Being rather impatient with the progress they had made so far, Major Long is anxious to continue on the expedition and return home. However, Dr. Edwin James (pictured to the left), a naturalist with the expedition who had been personally selected by Major Long, convinces him to wait a couple days at this location, so James could climb Pike’s Grand Peak. Long reluctantly agrees and grants Dr. James three days to climb the peak, make his observations and return to camp. Unlike Pike’s winter attempt, James’ climb is unencumbered by the weather.
Dr. Edwin JamesDr. James and two men reach the summit on the afternoon of the second day and spend only an hour on the summit before it is time to start the trip back down. They spend the second night just below the summit, but without blankets or provisions, as they had lightened their load the day before to speed their ascent.
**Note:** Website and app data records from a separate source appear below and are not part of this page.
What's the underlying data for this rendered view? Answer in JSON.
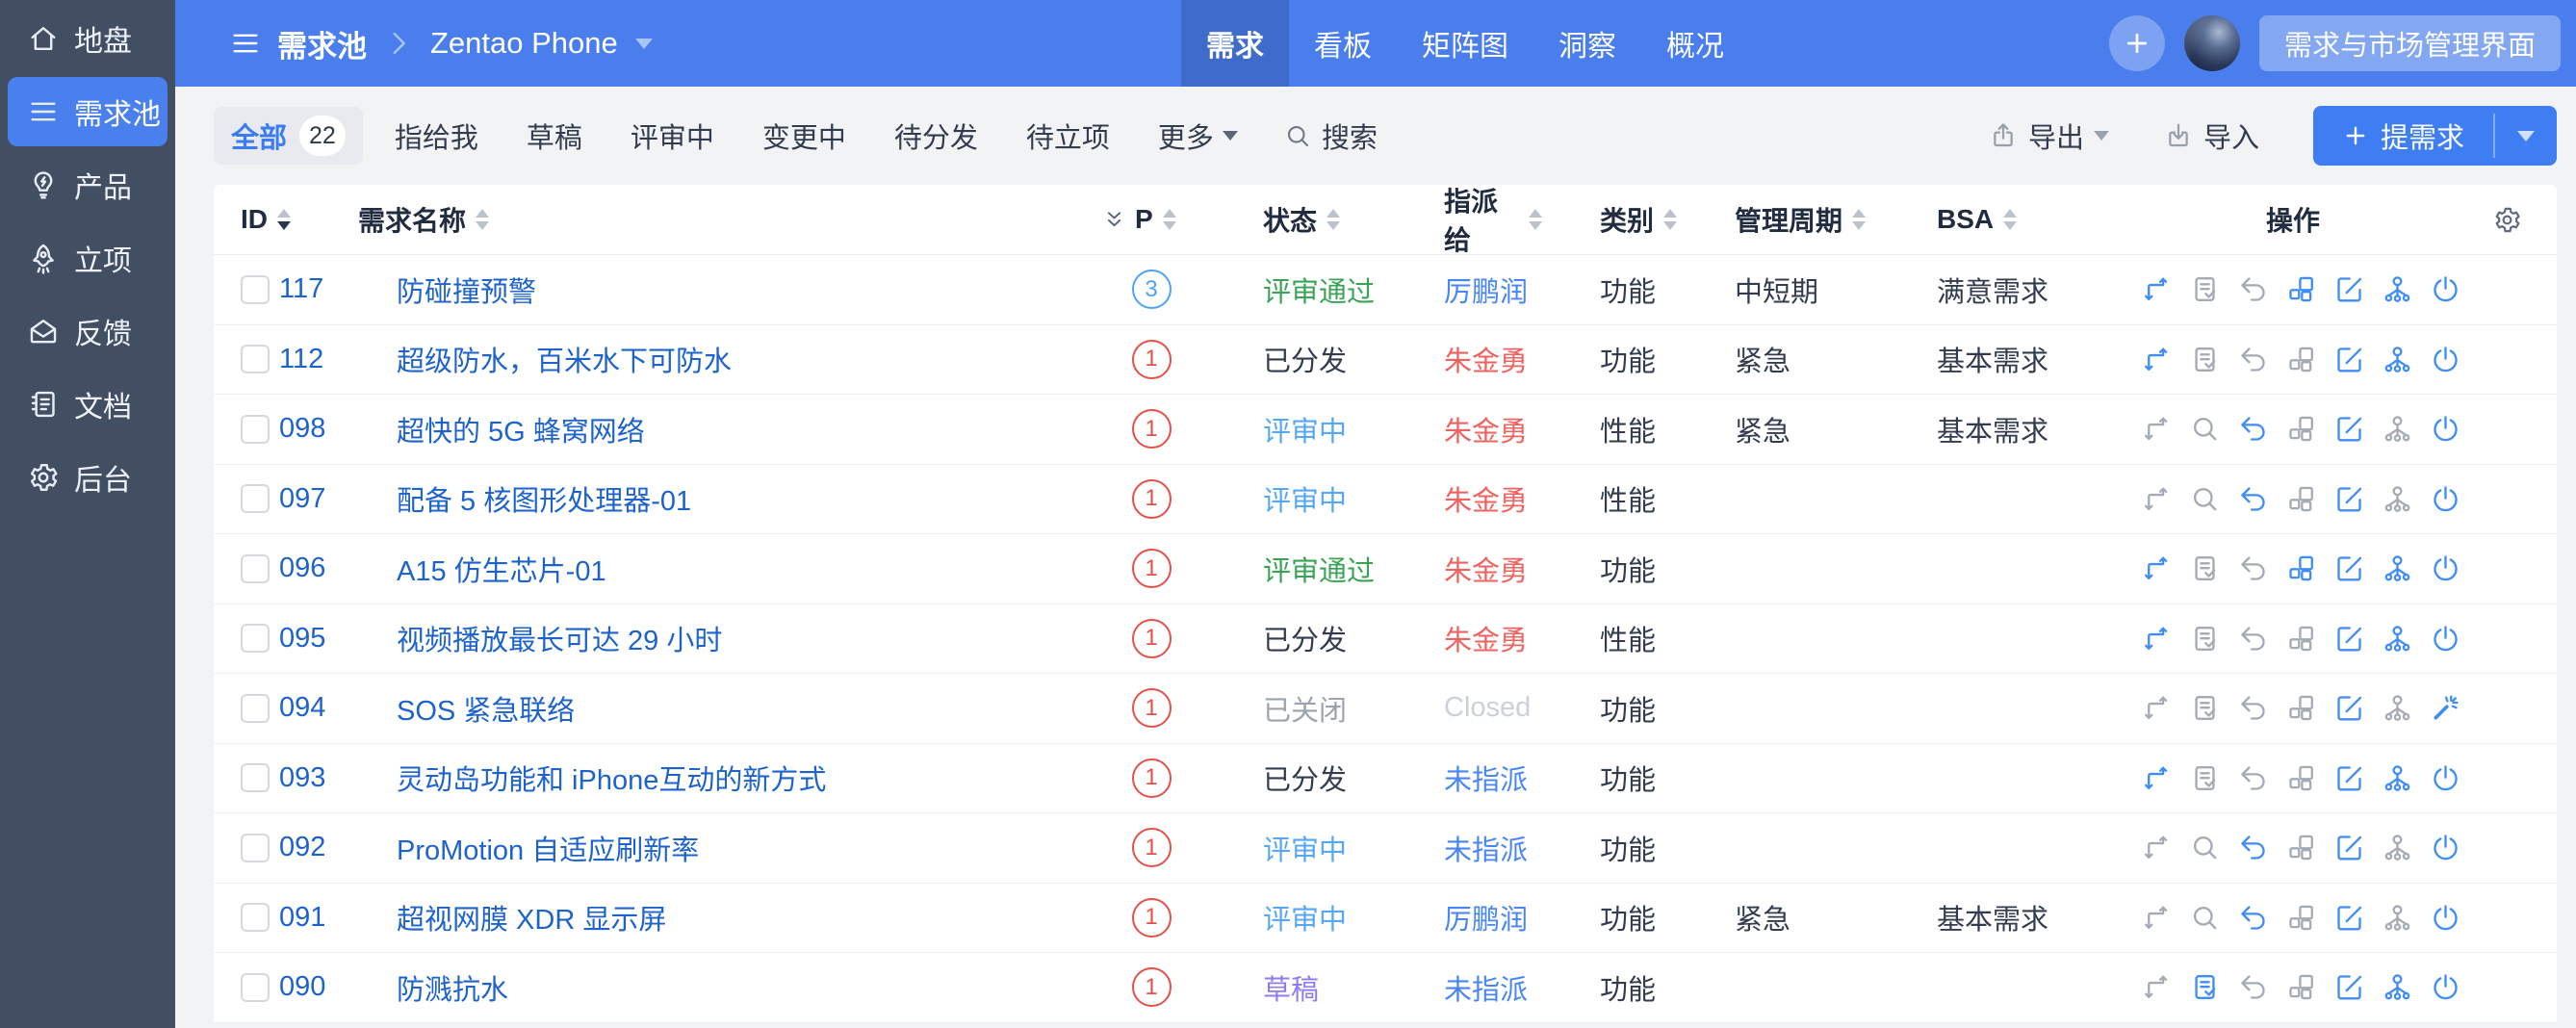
{
  "sidebar": {
    "items": [
      {
        "icon": "home",
        "label": "地盘",
        "active": false
      },
      {
        "icon": "list",
        "label": "需求池",
        "active": true
      },
      {
        "icon": "bulb",
        "label": "产品",
        "active": false
      },
      {
        "icon": "rocket",
        "label": "立项",
        "active": false
      },
      {
        "icon": "feedback",
        "label": "反馈",
        "active": false
      },
      {
        "icon": "doc",
        "label": "文档",
        "active": false
      },
      {
        "icon": "gear",
        "label": "后台",
        "active": false
      }
    ]
  },
  "topbar": {
    "breadcrumb": {
      "module": "需求池",
      "project": "Zentao Phone"
    },
    "tabs": [
      {
        "label": "需求",
        "active": true
      },
      {
        "label": "看板",
        "active": false
      },
      {
        "label": "矩阵图",
        "active": false
      },
      {
        "label": "洞察",
        "active": false
      },
      {
        "label": "概况",
        "active": false
      }
    ],
    "right_button": "需求与市场管理界面"
  },
  "toolbar": {
    "filters": [
      {
        "label": "全部",
        "count": "22",
        "active": true
      },
      {
        "label": "指给我"
      },
      {
        "label": "草稿"
      },
      {
        "label": "评审中"
      },
      {
        "label": "变更中"
      },
      {
        "label": "待分发"
      },
      {
        "label": "待立项"
      },
      {
        "label": "更多",
        "dropdown": true
      }
    ],
    "search_label": "搜索",
    "export_label": "导出",
    "import_label": "导入",
    "submit_label": "提需求"
  },
  "table": {
    "columns": [
      {
        "key": "id",
        "label": "ID",
        "sortable": true,
        "sorted": "desc"
      },
      {
        "key": "title",
        "label": "需求名称",
        "sortable": true
      },
      {
        "key": "p",
        "label": "P",
        "sortable": true,
        "collapse_icon": true
      },
      {
        "key": "status",
        "label": "状态",
        "sortable": true
      },
      {
        "key": "assignee",
        "label": "指派给",
        "sortable": true
      },
      {
        "key": "category",
        "label": "类别",
        "sortable": true
      },
      {
        "key": "period",
        "label": "管理周期",
        "sortable": true
      },
      {
        "key": "bsa",
        "label": "BSA",
        "sortable": true
      },
      {
        "key": "actions",
        "label": "操作",
        "sortable": false
      }
    ],
    "rows": [
      {
        "id": "117",
        "title": "防碰撞预警",
        "p": "3",
        "p_type": "blue",
        "status": "评审通过",
        "status_type": "passed",
        "assignee": "厉鹏润",
        "assignee_type": "link",
        "category": "功能",
        "period": "中短期",
        "bsa": "满意需求",
        "actions": [
          {
            "name": "transfer",
            "enabled": true
          },
          {
            "name": "review",
            "enabled": false
          },
          {
            "name": "withdraw",
            "enabled": false
          },
          {
            "name": "subdivide",
            "enabled": true
          },
          {
            "name": "edit",
            "enabled": true
          },
          {
            "name": "assign",
            "enabled": true
          },
          {
            "name": "close",
            "enabled": true
          }
        ]
      },
      {
        "id": "112",
        "title": "超级防水，百米水下可防水",
        "p": "1",
        "p_type": "red",
        "status": "已分发",
        "status_type": "distributed",
        "assignee": "朱金勇",
        "assignee_type": "danger",
        "category": "功能",
        "period": "紧急",
        "bsa": "基本需求",
        "actions": [
          {
            "name": "transfer",
            "enabled": true
          },
          {
            "name": "review",
            "enabled": false
          },
          {
            "name": "withdraw",
            "enabled": false
          },
          {
            "name": "subdivide",
            "enabled": false
          },
          {
            "name": "edit",
            "enabled": true
          },
          {
            "name": "assign",
            "enabled": true
          },
          {
            "name": "close",
            "enabled": true
          }
        ]
      },
      {
        "id": "098",
        "title": "超快的 5G 蜂窝网络",
        "p": "1",
        "p_type": "red",
        "status": "评审中",
        "status_type": "reviewing",
        "assignee": "朱金勇",
        "assignee_type": "danger",
        "category": "性能",
        "period": "紧急",
        "bsa": "基本需求",
        "actions": [
          {
            "name": "transfer",
            "enabled": false
          },
          {
            "name": "view-review",
            "enabled": false
          },
          {
            "name": "withdraw",
            "enabled": true
          },
          {
            "name": "subdivide",
            "enabled": false
          },
          {
            "name": "edit",
            "enabled": true
          },
          {
            "name": "assign",
            "enabled": false
          },
          {
            "name": "close",
            "enabled": true
          }
        ]
      },
      {
        "id": "097",
        "title": "配备 5 核图形处理器-01",
        "p": "1",
        "p_type": "red",
        "status": "评审中",
        "status_type": "reviewing",
        "assignee": "朱金勇",
        "assignee_type": "danger",
        "category": "性能",
        "period": "",
        "bsa": "",
        "actions": [
          {
            "name": "transfer",
            "enabled": false
          },
          {
            "name": "view-review",
            "enabled": false
          },
          {
            "name": "withdraw",
            "enabled": true
          },
          {
            "name": "subdivide",
            "enabled": false
          },
          {
            "name": "edit",
            "enabled": true
          },
          {
            "name": "assign",
            "enabled": false
          },
          {
            "name": "close",
            "enabled": true
          }
        ]
      },
      {
        "id": "096",
        "title": "A15 仿生芯片-01",
        "p": "1",
        "p_type": "red",
        "status": "评审通过",
        "status_type": "passed",
        "assignee": "朱金勇",
        "assignee_type": "danger",
        "category": "功能",
        "period": "",
        "bsa": "",
        "actions": [
          {
            "name": "transfer",
            "enabled": true
          },
          {
            "name": "review",
            "enabled": false
          },
          {
            "name": "withdraw",
            "enabled": false
          },
          {
            "name": "subdivide",
            "enabled": true
          },
          {
            "name": "edit",
            "enabled": true
          },
          {
            "name": "assign",
            "enabled": true
          },
          {
            "name": "close",
            "enabled": true
          }
        ]
      },
      {
        "id": "095",
        "title": "视频播放最长可达 29 小时",
        "p": "1",
        "p_type": "red",
        "status": "已分发",
        "status_type": "distributed",
        "assignee": "朱金勇",
        "assignee_type": "danger",
        "category": "性能",
        "period": "",
        "bsa": "",
        "actions": [
          {
            "name": "transfer",
            "enabled": true
          },
          {
            "name": "review",
            "enabled": false
          },
          {
            "name": "withdraw",
            "enabled": false
          },
          {
            "name": "subdivide",
            "enabled": false
          },
          {
            "name": "edit",
            "enabled": true
          },
          {
            "name": "assign",
            "enabled": true
          },
          {
            "name": "close",
            "enabled": true
          }
        ]
      },
      {
        "id": "094",
        "title": "SOS 紧急联络",
        "p": "1",
        "p_type": "red",
        "status": "已关闭",
        "status_type": "closed",
        "assignee": "Closed",
        "assignee_type": "muted",
        "category": "功能",
        "period": "",
        "bsa": "",
        "actions": [
          {
            "name": "transfer",
            "enabled": false
          },
          {
            "name": "review",
            "enabled": false
          },
          {
            "name": "withdraw",
            "enabled": false
          },
          {
            "name": "subdivide",
            "enabled": false
          },
          {
            "name": "edit",
            "enabled": true
          },
          {
            "name": "assign",
            "enabled": false
          },
          {
            "name": "activate",
            "enabled": true
          }
        ]
      },
      {
        "id": "093",
        "title": "灵动岛功能和 iPhone互动的新方式",
        "p": "1",
        "p_type": "red",
        "status": "已分发",
        "status_type": "distributed",
        "assignee": "未指派",
        "assignee_type": "link",
        "category": "功能",
        "period": "",
        "bsa": "",
        "actions": [
          {
            "name": "transfer",
            "enabled": true
          },
          {
            "name": "review",
            "enabled": false
          },
          {
            "name": "withdraw",
            "enabled": false
          },
          {
            "name": "subdivide",
            "enabled": false
          },
          {
            "name": "edit",
            "enabled": true
          },
          {
            "name": "assign",
            "enabled": true
          },
          {
            "name": "close",
            "enabled": true
          }
        ]
      },
      {
        "id": "092",
        "title": "ProMotion 自适应刷新率",
        "p": "1",
        "p_type": "red",
        "status": "评审中",
        "status_type": "reviewing",
        "assignee": "未指派",
        "assignee_type": "link",
        "category": "功能",
        "period": "",
        "bsa": "",
        "actions": [
          {
            "name": "transfer",
            "enabled": false
          },
          {
            "name": "view-review",
            "enabled": false
          },
          {
            "name": "withdraw",
            "enabled": true
          },
          {
            "name": "subdivide",
            "enabled": false
          },
          {
            "name": "edit",
            "enabled": true
          },
          {
            "name": "assign",
            "enabled": false
          },
          {
            "name": "close",
            "enabled": true
          }
        ]
      },
      {
        "id": "091",
        "title": "超视网膜 XDR 显示屏",
        "p": "1",
        "p_type": "red",
        "status": "评审中",
        "status_type": "reviewing",
        "assignee": "厉鹏润",
        "assignee_type": "link",
        "category": "功能",
        "period": "紧急",
        "bsa": "基本需求",
        "actions": [
          {
            "name": "transfer",
            "enabled": false
          },
          {
            "name": "view-review",
            "enabled": false
          },
          {
            "name": "withdraw",
            "enabled": true
          },
          {
            "name": "subdivide",
            "enabled": false
          },
          {
            "name": "edit",
            "enabled": true
          },
          {
            "name": "assign",
            "enabled": false
          },
          {
            "name": "close",
            "enabled": true
          }
        ]
      },
      {
        "id": "090",
        "title": "防溅抗水",
        "p": "1",
        "p_type": "red",
        "status": "草稿",
        "status_type": "draft",
        "assignee": "未指派",
        "assignee_type": "link",
        "category": "功能",
        "period": "",
        "bsa": "",
        "actions": [
          {
            "name": "transfer",
            "enabled": false
          },
          {
            "name": "review",
            "enabled": true
          },
          {
            "name": "withdraw",
            "enabled": false
          },
          {
            "name": "subdivide",
            "enabled": false
          },
          {
            "name": "edit",
            "enabled": true
          },
          {
            "name": "assign",
            "enabled": true
          },
          {
            "name": "close",
            "enabled": true
          }
        ]
      }
    ]
  },
  "colors": {
    "topbar": "#4a7eec",
    "sidebar": "#424f63",
    "primary": "#3f7ef2",
    "link": "#1e63cb",
    "status_passed": "#3ba355",
    "status_reviewing": "#56a7f8",
    "status_distributed": "#323c4e",
    "status_closed": "#9aa3ae",
    "status_draft": "#8f7cf0",
    "assignee_danger": "#ee6360",
    "action_enabled": "#3f8df5",
    "action_disabled": "#a4abb4"
  }
}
James returns to Long’s encampment on the night of the third day completely exhausted. However, not only has he managed to scale the mountain, he also has made many notes in his journal and returned with many examples of previously unknown plants and flowers, including Colorado’s state flower, the blue Columbine. Impressed with his efforts, Major Long names the mountain for him, declaring it James Peak.
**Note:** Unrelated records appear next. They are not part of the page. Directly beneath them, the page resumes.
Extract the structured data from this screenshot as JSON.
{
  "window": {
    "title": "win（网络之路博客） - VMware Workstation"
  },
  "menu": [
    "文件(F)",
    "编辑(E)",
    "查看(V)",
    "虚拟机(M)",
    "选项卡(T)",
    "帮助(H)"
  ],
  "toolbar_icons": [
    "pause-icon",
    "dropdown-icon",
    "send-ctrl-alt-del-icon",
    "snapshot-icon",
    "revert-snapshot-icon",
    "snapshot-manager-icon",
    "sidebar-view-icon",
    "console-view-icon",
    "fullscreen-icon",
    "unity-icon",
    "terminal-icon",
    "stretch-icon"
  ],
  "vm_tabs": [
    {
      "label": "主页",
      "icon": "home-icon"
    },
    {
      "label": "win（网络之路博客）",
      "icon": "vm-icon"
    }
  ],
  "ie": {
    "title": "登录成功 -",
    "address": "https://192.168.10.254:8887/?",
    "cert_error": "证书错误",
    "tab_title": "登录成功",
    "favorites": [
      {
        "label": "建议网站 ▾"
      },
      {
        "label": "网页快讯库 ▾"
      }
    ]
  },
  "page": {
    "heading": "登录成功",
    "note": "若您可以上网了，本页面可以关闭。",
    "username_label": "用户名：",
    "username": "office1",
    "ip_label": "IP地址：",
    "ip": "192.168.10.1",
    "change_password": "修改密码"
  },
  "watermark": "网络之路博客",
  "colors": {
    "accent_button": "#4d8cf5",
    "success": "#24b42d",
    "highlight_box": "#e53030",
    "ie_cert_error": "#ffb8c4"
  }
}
The official name of “Pikes Peak” is adopted by the Army’s Topographical Corp, led by Major John Charles Frémont. Even though Dr. James was the first to reach the summit of the mountain, Frémont believes Pike earned the naming rights as the first American to document the existence of the mountain. Moreover, he imposes his view by referring to the mountain as Pikes Peak in his many journals and maps. A different mountain in Colorado was later named James Peak in honor of Dr. James’ contributions.
Pikes Peak serves as a landmark to gold seekers heading into the region for Colorado’s gold rush in the late 1850s and early 1860s. It is estimated that more than 200,000 wagons rolled across the prairies of Kansas and Nebraska in 1859 and 1860, many of them carrying a sign with the now famous phrase “Pikes Peak or Bust.”
The Summit House was again upgraded and enlarged to accommodate even more guests and facilities.
An elevated tower was first constructed on the ground near the Summit House. It was later moved to the roof on the north end of the building, which enabled tourists to experience the complete panoramic view from the peak. This privilege cost them 25 cents.
A second story and observation tower are added to the Summit Auto House (now called the Pikes Peak Highway Summit House).
An advertising flyer describes the building as having Free Parking, Glassed-In and Heated Observations Room, Open-air Promenade Deck, a Crow’s Nest Observation Lounge, large Telescope and Field Glasses and a Pike National Forest Visitor’s Register. The advertising flyer also contained a sticker for your windshield. The photo above on the right was likely taken from the Observation Tower on the other Summit House.
Renovation of Glen Cove Inn is completed on June 14.